This past year we have made vocal our desires. There have been attempts to silence us, yet struggle continues. Many victories await us. We educate, we agitate, we organise.Strike 4 Repeal shut down Dublin City Centre this day last year to demand a referendum on the 8th Amendment.
In the spirit of reflection and in bearing this in mind as we fight for a better future, we remember that this year marks the 100th anniversary of the year that some women won the right to vote. One hundred years ago, women had to fight to be granted the status of adults with the right to make their own political decisions; they broke laws, smashed windows, and took what was and is rightfully ours.
This is also the year in which Ireland will have a vote to repeal the hated 8th Amendment which bans abortion, as well as limits the choices of pregnant women and people in the maternity system.
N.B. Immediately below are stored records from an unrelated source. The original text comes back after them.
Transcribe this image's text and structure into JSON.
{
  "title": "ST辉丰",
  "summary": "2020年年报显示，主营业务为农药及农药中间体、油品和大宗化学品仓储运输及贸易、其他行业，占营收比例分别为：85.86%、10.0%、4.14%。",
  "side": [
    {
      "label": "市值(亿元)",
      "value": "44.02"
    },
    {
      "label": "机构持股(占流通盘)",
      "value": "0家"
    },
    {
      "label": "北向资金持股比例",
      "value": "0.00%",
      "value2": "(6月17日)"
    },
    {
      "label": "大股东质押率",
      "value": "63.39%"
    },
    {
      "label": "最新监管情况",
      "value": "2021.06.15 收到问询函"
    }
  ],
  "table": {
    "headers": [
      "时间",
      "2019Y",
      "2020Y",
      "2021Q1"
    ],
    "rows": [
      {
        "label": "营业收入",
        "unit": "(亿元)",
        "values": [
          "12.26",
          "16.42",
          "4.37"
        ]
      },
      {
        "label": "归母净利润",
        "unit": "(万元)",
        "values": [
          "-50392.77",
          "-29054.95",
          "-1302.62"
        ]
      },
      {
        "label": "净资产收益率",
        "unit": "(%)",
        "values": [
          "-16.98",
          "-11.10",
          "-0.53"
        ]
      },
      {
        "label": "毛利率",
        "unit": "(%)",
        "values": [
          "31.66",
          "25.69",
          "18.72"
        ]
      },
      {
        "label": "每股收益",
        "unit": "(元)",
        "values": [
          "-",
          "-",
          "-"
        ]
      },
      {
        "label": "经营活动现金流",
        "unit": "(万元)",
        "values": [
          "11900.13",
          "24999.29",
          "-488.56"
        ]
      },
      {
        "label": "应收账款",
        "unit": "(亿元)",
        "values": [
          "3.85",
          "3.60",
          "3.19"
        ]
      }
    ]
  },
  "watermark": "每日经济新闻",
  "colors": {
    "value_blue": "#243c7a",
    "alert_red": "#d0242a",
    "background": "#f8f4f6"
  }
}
Winning the referendum is just one step on the path to winning abortion rights. After the referendum we will need to fight for proper access to abortion, preferably with no law regulating the procedure, just as no specific laws exist on other medical procedures. But abortion rights are not enough for true reproductive justice. We must abolish the patriarchal ideology that allowed for the church and state to have a legal right to our bodies. We must abolish the system that strips women of our choices through poverty and violence. We must support women in their choice both to have and not to have children.
We fight for a world in which we can all live in control of our lives. We fight for a world in which every child can grow up to meet their full potential as creative and imaginative human beings. We fight for a world based on care, community, friendship and love. So on this International Women’s Day we salute the Irish women from all walks of life who will be campaigning for repeal. We salute the women fighting in Afrin, who are putting their very lives on the line. We salute our Trans sisters and thank them for enriching our movement. We salute all our friends and neighbours, our sisters, aunts, daughters and mothers who in their daily lives struggle against an unfair and equal world. Here’s to the rebels, the warriors, the women who fight back everyday just through existing.